9.1.4. Higher order thinking

9.1.5. Social

9.1.6. Discovery

9.1.7. Piaget's 4 Stages of Cognitive Development

9.1.7.1. Sensorimotor

9.1.7.1.1. Ages: 0-2

9.1.7.2. Preoperational

9.1.7.2.1. Ages: 2-6/7

9.1.7.3. Concrete Operations

9.1.7.3.1. Ages: 6/7-11/12

9.1.7.4. Formal Operations

9.1.7.4.1. Ages: 11/12 - adulthood

9.1.7.5. Teachers should be aware of these 4 stages when planning their lessons. Teachers can always aim too high or too low for students depending on the classroom.

9.2. Social Cultural / Constructivist

9.2.1. Collaboration

9.2.2. Self-discovery

9.2.3. Knowledge

9.2.4. Student centered

9.2.5. Self-regulation

9.2.6. Individuality

9.2.7. Bronfenbrenner's Ecological Theory

9.2.7.1. Microsystem

9.2.7.1.1. Family, school, friends

9.2.7.2. Mesosystem

9.2.7.2.1. Links different microsystems

9.2.7.3. Exosystem

9.2.7.3.1. Distant social settings

9.2.7.3.2. No active role

9.2.7.4. Macrosystem

9.2.7.4.1. Cultural influences

9.2.7.4.2. Values and beliefs

9.2.7.5. Chronosystem

9.2.7.5.1. Environment

9.2.7.6. I used this system during my undergrad, and wrote many papers with it in mind.

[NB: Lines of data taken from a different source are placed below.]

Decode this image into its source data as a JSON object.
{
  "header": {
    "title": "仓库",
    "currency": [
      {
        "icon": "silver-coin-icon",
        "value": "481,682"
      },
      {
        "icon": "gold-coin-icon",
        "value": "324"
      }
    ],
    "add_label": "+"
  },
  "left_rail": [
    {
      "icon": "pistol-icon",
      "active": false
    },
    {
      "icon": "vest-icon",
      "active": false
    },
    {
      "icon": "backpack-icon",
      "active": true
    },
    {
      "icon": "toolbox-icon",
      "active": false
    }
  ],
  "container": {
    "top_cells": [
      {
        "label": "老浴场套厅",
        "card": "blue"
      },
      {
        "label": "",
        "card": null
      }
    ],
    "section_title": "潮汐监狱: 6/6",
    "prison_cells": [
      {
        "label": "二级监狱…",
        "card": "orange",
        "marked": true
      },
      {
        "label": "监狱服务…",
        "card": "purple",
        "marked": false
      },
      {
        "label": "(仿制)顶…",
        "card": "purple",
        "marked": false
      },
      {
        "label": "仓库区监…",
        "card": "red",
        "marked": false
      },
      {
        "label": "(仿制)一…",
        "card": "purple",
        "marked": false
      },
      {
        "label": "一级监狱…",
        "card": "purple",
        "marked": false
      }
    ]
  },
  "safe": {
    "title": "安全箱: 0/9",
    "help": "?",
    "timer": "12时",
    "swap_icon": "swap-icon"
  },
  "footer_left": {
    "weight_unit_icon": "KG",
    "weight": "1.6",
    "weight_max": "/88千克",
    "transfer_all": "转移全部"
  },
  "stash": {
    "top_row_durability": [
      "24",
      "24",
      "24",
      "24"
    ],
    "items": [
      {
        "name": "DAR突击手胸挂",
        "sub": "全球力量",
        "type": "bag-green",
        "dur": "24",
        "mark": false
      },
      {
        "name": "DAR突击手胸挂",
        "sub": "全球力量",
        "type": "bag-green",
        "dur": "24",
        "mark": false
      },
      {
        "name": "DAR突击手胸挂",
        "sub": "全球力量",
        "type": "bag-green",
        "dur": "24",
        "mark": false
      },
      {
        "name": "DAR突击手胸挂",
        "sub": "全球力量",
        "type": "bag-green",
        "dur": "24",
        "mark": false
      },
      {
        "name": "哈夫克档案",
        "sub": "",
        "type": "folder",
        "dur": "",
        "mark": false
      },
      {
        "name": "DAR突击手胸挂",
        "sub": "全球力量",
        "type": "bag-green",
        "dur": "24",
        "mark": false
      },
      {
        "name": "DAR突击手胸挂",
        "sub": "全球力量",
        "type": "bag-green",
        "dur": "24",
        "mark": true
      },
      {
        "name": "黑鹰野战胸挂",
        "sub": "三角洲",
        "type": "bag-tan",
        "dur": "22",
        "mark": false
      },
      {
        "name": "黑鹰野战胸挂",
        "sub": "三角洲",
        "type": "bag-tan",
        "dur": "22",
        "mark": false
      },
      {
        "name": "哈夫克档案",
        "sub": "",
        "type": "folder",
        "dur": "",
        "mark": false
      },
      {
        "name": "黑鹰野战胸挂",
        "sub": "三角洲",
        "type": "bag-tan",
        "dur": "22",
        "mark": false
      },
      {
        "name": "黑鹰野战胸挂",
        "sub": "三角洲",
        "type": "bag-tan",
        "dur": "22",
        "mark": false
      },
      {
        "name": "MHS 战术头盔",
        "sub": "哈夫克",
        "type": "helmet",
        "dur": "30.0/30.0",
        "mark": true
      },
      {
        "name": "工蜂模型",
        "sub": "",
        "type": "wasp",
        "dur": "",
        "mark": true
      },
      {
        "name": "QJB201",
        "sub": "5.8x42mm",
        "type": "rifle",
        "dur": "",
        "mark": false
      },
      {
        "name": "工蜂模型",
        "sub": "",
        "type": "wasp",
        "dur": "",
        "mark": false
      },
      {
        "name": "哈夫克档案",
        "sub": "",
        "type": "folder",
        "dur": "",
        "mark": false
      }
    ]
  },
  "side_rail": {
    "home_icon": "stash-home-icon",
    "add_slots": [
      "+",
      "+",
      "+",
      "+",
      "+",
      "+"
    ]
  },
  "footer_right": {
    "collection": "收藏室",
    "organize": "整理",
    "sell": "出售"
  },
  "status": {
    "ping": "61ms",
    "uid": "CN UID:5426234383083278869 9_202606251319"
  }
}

There was also the hope for a technology section to be added to the ecological theory.

9.3. Behaviourist

9.3.1. Social learning theory

9.3.2. Operant conditioning

9.3.3. Environmental influences

9.3.4. PBS

9.3.5. Traditional

9.3.6. Contemporary

9.3.7. Teacher behaviors that diminish student behavioral problems

9.3.7.1. Provide positive feedback to students

9.3.7.1.1. This helps their confidence

9.3.7.2. Respond supportively to all students

9.3.7.2.1. Be there for them

9.3.7.3. Use time efficiency

9.3.7.3.1. Do not waste the children's time

9.3.7.4. Use criticism at a low rate

9.3.7.4.1. Always find the positive

9.3.7.5. Keep off task time to a minimum

9.3.7.6. Waste little student time on transition

9.3.7.6.1. No time for chit chat

9.3.7.7. Ask student questions that they are able to answer correctly

9.3.7.8. These allow for teachers to get as much teaching time in the day as possible.

9.4. "Every student can learn, just not on the same day, or the same way". – George Evans

9.5. Dynamic Classroom Management (DCM)

9.6. Positive Behaviour Support (PBS)

9.6.1. Selection, integration, and implementation of best evidence-based academic and behavioral practices.

10. By: Bridget Pellegrini Course: Teaching, Learning, Developing. EDUC 5015Q Due: Wed Nov 8, 2017Professor: Paul Cook

10.1. Yellow Tab:

10.1.1. Titles

10.1.2. Main Ideas

10.1.3. Topics

10.1.4. Lecture

10.1.5. Textbook

10.2. Red Tab

10.2.1. Supporting information for titles, main ideas, topics, lectures, and the textbook

10.3. No Tab Colour

10.3.1. Extra information regarding titles, topics, and main ideas from the lecture, and textbook.

10.4. Grey Tab

10.4.1. Personal Opinion

10.4.2. Entry Tickets

10.4.3. Exit Tickets